Work to be completed: Copies of all lines that contain "savoir" are needed; take them from the data below.
Records for the task Block Start
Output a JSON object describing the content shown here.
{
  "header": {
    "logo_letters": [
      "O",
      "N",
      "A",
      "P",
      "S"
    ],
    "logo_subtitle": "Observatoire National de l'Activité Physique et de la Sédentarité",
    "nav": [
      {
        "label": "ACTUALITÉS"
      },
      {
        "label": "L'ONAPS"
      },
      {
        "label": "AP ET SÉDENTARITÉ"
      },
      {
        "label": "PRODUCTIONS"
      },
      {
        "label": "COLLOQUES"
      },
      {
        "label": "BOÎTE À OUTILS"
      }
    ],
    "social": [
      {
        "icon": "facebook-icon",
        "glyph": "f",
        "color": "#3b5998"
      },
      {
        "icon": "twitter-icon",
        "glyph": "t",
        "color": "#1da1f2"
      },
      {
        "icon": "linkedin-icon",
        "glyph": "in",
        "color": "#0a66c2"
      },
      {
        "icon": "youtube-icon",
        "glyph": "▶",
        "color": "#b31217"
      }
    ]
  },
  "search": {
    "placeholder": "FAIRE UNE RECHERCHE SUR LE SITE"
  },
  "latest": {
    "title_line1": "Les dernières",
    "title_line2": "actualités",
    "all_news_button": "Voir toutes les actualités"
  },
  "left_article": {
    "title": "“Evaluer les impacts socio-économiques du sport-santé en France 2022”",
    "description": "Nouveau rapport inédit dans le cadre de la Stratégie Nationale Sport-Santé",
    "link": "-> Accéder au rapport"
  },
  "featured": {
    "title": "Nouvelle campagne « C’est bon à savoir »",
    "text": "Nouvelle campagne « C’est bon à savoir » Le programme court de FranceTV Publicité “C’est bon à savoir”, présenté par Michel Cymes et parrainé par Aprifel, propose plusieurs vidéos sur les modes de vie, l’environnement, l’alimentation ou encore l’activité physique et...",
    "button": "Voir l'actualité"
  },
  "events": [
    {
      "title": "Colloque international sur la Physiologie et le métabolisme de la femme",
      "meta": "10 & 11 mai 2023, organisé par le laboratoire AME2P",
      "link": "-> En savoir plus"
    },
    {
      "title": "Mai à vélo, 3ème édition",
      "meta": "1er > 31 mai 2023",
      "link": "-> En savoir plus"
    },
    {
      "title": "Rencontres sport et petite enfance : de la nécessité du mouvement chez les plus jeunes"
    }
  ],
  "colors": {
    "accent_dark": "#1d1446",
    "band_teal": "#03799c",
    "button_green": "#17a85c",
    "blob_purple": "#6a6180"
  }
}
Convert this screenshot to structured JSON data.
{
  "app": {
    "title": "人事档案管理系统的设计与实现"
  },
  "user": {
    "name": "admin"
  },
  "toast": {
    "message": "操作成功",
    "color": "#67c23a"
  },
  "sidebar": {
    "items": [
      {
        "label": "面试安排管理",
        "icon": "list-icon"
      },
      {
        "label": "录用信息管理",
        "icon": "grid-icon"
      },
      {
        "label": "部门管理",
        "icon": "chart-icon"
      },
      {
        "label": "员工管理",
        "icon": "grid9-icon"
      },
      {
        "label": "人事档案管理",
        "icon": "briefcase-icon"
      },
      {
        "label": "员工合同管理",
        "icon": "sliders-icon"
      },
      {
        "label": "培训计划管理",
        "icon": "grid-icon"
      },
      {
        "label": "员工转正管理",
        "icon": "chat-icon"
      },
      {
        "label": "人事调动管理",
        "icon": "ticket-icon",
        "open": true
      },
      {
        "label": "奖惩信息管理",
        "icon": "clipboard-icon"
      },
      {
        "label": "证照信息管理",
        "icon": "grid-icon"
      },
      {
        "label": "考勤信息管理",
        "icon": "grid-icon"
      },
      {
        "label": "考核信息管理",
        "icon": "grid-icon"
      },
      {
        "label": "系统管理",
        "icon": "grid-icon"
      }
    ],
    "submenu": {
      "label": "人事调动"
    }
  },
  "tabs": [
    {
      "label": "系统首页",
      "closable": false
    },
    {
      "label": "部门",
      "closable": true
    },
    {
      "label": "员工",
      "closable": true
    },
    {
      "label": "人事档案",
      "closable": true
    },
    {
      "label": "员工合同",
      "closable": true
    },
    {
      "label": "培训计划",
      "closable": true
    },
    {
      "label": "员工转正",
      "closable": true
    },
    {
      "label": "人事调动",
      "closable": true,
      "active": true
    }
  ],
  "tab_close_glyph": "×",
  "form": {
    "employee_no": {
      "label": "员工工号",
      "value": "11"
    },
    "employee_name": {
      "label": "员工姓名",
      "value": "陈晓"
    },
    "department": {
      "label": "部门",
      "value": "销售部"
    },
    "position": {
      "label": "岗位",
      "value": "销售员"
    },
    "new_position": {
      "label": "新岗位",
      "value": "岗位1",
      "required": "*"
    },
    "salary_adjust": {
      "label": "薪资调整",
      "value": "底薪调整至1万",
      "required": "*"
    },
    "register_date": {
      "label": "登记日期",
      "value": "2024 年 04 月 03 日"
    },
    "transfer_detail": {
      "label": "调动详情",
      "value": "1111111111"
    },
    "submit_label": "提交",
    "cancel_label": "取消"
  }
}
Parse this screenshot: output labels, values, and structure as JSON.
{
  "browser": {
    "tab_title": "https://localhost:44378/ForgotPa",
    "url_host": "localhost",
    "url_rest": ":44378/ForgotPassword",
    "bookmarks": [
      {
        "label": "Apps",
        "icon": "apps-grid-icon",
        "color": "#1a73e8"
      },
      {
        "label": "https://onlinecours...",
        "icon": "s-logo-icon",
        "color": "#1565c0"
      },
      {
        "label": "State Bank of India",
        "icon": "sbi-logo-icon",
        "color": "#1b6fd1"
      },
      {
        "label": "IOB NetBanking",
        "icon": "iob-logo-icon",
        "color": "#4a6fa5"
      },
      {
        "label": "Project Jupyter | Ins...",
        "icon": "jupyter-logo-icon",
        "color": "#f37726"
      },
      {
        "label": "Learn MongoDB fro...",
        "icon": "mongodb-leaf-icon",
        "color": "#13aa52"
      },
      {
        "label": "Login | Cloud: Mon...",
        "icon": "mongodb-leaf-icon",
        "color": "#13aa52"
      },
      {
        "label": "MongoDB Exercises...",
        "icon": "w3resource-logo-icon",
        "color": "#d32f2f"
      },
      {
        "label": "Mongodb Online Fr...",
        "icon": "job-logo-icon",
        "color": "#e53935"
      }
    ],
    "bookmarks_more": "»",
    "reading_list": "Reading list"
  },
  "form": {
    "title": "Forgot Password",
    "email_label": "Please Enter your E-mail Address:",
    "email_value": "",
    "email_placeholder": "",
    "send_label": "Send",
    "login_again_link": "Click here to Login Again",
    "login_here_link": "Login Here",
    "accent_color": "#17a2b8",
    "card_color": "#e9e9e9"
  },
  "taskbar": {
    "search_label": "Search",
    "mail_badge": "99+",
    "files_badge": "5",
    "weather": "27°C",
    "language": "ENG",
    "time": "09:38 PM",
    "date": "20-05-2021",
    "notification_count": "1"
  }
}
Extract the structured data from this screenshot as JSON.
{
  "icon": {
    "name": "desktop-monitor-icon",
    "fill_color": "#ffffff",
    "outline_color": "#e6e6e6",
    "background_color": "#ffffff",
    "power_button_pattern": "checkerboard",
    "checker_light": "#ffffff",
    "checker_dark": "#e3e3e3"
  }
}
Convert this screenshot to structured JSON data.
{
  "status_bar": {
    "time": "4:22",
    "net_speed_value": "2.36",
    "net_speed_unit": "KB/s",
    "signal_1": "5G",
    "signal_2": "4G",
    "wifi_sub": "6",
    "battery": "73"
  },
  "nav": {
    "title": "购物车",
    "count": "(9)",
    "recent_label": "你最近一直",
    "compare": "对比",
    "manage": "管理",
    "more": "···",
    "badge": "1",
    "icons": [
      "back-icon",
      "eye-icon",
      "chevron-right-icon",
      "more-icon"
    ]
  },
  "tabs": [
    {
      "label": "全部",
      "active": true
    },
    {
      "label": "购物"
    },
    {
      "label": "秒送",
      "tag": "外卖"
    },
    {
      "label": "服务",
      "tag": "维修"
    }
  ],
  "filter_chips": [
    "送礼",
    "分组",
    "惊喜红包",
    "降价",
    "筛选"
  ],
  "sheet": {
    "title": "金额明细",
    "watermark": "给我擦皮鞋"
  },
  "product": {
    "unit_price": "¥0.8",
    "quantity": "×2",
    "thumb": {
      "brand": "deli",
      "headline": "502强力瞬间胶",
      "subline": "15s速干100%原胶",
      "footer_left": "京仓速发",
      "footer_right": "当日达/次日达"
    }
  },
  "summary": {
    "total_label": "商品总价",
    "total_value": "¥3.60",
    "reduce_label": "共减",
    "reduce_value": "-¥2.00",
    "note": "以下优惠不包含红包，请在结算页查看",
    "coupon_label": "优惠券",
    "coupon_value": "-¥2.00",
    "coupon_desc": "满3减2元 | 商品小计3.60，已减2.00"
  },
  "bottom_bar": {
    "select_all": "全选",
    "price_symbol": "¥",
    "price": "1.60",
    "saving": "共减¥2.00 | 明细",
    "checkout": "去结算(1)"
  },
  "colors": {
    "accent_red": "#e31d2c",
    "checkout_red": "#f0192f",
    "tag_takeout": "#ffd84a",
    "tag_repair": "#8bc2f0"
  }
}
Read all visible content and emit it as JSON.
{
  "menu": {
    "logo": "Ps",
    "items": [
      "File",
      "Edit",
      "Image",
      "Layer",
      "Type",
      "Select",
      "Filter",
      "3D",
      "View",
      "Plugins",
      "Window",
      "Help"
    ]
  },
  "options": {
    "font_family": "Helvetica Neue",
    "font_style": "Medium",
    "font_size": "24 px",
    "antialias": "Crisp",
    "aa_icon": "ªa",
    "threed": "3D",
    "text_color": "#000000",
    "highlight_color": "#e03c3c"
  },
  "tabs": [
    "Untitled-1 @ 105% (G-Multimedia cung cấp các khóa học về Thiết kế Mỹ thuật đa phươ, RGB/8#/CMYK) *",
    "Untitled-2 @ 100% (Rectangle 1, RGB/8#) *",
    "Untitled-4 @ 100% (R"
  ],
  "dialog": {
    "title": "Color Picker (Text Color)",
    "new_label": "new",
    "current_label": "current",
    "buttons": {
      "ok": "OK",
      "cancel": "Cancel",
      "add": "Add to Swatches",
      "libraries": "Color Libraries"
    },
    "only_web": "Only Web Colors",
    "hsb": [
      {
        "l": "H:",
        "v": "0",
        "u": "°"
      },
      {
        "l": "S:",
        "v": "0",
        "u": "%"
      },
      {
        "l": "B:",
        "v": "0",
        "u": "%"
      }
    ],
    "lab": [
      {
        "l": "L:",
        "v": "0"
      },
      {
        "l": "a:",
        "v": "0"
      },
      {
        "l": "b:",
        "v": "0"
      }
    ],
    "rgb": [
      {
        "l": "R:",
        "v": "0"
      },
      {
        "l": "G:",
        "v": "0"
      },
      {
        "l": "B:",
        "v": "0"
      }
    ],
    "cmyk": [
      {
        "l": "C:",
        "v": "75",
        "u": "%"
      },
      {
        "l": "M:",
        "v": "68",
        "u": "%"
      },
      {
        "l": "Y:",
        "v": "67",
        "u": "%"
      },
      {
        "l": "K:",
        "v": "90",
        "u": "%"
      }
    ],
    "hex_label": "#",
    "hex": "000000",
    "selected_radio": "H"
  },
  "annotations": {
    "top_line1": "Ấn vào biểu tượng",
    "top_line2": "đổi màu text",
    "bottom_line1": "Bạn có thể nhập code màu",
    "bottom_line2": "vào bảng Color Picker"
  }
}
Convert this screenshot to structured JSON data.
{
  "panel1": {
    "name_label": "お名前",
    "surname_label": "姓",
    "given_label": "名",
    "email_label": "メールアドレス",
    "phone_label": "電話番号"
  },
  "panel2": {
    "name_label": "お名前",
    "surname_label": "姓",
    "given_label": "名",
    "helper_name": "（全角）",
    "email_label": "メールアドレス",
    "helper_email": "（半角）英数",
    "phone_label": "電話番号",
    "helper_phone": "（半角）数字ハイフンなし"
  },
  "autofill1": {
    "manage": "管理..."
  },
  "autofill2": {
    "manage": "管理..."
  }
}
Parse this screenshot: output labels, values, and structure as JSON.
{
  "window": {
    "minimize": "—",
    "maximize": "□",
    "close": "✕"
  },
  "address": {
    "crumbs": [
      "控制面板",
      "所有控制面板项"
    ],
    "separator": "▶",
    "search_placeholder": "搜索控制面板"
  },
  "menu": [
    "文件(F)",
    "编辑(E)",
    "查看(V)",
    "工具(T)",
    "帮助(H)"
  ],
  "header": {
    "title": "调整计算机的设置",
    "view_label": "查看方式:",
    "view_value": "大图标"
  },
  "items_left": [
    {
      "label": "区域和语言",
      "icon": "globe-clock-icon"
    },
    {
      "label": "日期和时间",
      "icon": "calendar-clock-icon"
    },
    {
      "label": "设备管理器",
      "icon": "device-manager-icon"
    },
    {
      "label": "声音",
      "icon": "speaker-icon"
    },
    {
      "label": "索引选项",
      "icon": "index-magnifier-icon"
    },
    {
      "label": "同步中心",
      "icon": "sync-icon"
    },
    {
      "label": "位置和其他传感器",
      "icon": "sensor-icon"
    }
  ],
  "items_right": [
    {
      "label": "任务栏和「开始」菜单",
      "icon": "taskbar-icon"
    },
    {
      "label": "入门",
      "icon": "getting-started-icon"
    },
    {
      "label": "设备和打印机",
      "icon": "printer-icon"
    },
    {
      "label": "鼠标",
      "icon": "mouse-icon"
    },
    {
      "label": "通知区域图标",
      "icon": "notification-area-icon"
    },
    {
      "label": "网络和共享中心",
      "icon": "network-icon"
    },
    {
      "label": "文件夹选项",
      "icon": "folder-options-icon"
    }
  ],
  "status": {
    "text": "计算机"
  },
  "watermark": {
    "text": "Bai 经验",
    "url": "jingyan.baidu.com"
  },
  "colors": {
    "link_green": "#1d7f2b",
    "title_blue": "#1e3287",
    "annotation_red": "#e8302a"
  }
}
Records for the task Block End
Exercise output:
    "title": "Nouvelle campagne « C’est bon à savoir »",
    "text": "Nouvelle campagne « C’est bon à savoir » Le programme court de FranceTV Publicité “C’est bon à savoir”, présenté par Michel Cymes et parrainé par Aprifel, propose plusieurs vidéos sur les modes de vie, l’environnement, l’alimentation ou encore l’activité physique et...",
      "link": "-> En savoir plus"
      "link": "-> En savoir plus"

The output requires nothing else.